SpaceX Falcon 9 launch
Credit: NASA file photo

SpaceX has delayed by a day the planned launch from the Kennedy Space Center of the company’s 26th NASA-contracted resupply mission to the International Space Station (ISS), to address a small leak in a thermal control system.

Launch of the Falcon 9 rocket and Dragon resupply capsule has been reset for Nov. 22 at 3:54 p.m. EST, leading to an automated docking with the station’s U.S. segment on Nov. 23 at 6:30 a.m. EST. On board is a 7,700-lb. cargo that includes two new ISS Roll Out Solar Arrays (iROSAs) to continue upgrades to the orbital science laboratory’s solar power system

Forecasters, however, are predicting only a 30% chance of favorable weather due to low clouds and rain associated with a storm system moving through the Gulf of Mexico. NASA and SpaceX are working with the 45th Weather Sqdn. at Patrick Space Force Base, Florida, and the FAA to assess possible backup launch opportunities on Nov. 26 and 27.

The launch date change was announced during a Nov. 18 pre-launch news briefing that followed a NASA Launch Readiness Review.

The additional time is needed to address a coolant leak from the Dragon capsule’s thermal-control system loops that was traced to a rubber O-ring seal that was not seated properly, Sarah Parker, SpaceX’s Dragon mission management director, told reporters.

The coolant system was drained of the fluid to replace the seal, perform a helium leak check and begin the process of restoring the coolant, Parker added.

The Dragon’s science and technology payload includes the latest in a series of experiments focused on growing food in space as a source of nutrition for astronauts assigned to long-term deep-space missions. Another project is developing diagnostic techniques for drawing blood samples from astronauts and transmitting images of them back to Earth for analysis by medical experts.

So far, ISS astronauts have installed two of six planned iROSA upgrades across the orbital lab’s long solar power truss. The two iROSAs launching aboard the latest resupply mission are slated for installation during NASA spacewalks planned for Nov. 29 and Dec. 3.

Mark Carreau

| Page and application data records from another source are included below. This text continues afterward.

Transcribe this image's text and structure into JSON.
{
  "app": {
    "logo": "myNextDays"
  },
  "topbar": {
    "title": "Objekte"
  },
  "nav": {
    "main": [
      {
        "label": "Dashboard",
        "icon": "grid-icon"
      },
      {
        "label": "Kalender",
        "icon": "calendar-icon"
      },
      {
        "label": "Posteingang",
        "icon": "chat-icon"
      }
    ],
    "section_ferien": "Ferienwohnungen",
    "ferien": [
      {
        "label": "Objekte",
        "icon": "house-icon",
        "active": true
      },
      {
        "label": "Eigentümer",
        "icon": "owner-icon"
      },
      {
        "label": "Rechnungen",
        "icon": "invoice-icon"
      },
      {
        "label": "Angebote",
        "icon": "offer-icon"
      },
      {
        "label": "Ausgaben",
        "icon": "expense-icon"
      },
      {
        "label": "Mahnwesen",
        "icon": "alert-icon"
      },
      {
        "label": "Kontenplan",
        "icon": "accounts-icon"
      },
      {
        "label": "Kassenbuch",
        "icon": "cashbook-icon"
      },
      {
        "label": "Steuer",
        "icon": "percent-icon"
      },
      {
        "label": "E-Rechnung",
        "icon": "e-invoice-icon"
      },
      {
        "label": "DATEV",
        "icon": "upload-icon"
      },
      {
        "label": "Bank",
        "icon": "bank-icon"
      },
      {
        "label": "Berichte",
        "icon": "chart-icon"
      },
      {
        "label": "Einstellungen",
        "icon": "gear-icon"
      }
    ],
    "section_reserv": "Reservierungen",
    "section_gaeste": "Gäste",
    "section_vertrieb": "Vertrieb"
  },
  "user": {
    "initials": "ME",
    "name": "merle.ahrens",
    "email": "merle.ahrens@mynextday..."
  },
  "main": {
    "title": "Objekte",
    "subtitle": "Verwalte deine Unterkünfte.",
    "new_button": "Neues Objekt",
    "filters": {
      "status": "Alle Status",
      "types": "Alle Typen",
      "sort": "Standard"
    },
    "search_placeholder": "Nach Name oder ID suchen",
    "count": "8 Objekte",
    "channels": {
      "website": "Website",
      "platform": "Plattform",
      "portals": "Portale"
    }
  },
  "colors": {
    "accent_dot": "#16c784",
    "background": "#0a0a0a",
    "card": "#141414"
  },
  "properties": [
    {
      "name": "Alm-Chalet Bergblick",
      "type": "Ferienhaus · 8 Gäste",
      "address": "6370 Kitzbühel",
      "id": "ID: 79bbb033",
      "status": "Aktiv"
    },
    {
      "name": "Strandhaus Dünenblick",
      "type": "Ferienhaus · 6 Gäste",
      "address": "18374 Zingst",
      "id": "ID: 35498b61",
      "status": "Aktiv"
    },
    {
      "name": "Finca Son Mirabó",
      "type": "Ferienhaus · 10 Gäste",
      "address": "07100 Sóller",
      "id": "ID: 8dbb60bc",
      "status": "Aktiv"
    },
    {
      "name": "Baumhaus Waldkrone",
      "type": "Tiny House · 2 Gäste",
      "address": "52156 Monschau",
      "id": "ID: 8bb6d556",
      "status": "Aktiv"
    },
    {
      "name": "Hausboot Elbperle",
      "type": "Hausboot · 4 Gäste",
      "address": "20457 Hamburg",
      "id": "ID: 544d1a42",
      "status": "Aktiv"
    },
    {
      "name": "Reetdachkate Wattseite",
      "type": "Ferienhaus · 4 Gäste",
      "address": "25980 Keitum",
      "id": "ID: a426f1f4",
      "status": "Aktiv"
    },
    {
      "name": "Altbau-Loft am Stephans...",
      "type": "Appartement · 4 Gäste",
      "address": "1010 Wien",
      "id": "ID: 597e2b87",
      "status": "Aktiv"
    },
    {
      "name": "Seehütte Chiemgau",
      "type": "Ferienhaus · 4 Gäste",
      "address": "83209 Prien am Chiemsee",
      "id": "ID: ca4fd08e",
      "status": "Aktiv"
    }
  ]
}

Mark is based in Houston, where he has written on aerospace for more than 25 years. While at the Houston Chronicle, he was recognized by the Rotary National Award for Space Achievement Foundation in 2006 for his professional contributions to the public understanding of America's space program through news reporting.